The French Open is the second Grand Slam on the tour after the Australian Open in January, when Houdet lost in the final 6-2, 6-2 to Kunieda in Melbourne. Fast forward six months, Houdet hopes he can avenge that loss.
“Hoping is the word,” Houdet joked.
“Obviously it would be great to do so, but before I think about Shingo, I have to focus on the first round and so on until the last match.
“I remember last year when Gustavo Fernandez had two match points versus him in the semis. The level is so high now that we cannot focus on two players.”
The Grand Slams receive far more attention than other tour events, and this year’s event at Roland Garros will run alongside the final week of the Association of Tennis Professionals (ATP) French Open.
“Slams are the biggest event on tour.

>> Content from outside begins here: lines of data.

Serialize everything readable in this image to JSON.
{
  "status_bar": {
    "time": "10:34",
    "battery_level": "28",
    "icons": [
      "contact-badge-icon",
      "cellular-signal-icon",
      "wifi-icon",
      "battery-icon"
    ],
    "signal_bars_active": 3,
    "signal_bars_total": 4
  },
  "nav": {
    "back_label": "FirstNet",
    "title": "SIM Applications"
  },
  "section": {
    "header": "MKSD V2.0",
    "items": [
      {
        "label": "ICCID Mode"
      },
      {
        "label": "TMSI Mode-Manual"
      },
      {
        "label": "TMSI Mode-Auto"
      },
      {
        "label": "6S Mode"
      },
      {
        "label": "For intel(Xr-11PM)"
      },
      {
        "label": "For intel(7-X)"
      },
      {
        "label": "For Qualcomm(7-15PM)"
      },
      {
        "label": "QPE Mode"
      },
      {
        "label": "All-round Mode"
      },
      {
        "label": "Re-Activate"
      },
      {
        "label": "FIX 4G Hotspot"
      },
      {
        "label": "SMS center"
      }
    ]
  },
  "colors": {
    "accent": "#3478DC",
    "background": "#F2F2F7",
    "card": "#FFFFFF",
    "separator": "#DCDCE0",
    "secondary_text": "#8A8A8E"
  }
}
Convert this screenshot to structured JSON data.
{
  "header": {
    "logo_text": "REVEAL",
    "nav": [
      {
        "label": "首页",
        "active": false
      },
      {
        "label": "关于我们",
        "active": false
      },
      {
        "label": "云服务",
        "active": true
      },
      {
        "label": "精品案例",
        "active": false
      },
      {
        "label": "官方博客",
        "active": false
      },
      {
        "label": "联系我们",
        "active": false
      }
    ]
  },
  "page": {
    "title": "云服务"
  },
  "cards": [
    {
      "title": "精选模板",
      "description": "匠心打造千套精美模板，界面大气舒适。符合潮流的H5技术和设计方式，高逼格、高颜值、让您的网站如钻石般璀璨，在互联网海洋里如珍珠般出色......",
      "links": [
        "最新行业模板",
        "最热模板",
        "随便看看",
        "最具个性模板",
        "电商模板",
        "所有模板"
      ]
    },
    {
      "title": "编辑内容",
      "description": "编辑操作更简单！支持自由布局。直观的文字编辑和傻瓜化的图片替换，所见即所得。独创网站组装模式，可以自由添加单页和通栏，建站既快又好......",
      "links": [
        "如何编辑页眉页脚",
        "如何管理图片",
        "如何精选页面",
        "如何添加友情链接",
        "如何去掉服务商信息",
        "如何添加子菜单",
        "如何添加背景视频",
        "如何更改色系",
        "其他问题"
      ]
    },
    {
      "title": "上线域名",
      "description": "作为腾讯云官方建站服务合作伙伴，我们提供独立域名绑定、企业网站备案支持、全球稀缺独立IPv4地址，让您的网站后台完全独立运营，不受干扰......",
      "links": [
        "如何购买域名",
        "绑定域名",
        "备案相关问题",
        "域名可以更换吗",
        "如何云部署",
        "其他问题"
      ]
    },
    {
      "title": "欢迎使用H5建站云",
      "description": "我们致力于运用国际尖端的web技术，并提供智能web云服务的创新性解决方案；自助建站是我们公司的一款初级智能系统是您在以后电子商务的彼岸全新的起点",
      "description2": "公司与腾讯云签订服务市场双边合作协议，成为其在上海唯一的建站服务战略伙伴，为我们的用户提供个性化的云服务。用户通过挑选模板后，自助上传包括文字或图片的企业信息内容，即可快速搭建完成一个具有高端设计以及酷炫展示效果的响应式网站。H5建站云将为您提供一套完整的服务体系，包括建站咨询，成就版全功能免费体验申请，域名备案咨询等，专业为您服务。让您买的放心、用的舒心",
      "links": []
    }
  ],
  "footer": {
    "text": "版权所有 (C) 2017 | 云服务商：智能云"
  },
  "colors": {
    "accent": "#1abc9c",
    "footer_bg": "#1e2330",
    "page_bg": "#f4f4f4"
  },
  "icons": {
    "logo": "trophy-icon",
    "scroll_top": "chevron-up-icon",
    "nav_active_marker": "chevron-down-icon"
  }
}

They are where we share the big points, as well as the locker room with the top players [from the ATP Tour], who we love to watch after our matches,” Houdet said.
It is not just the single’s title that Houdet will be looking to win, as the chance for a sixth French Open double’s title is also up for grabs.
The Frenchman will have the backing of the home crowd as he searches for his third Roland Garros single’s title.
“I really like the fact that people enjoy coming to watch wheelchair tennis and support the players,” Houdet said. “All my entourage is behind me and because of their focus on you, you play better as you feel this added focus and you give your best.”
Visit the International Tennis Federation’s website to follow the Roland Garros wheelchair tennis event.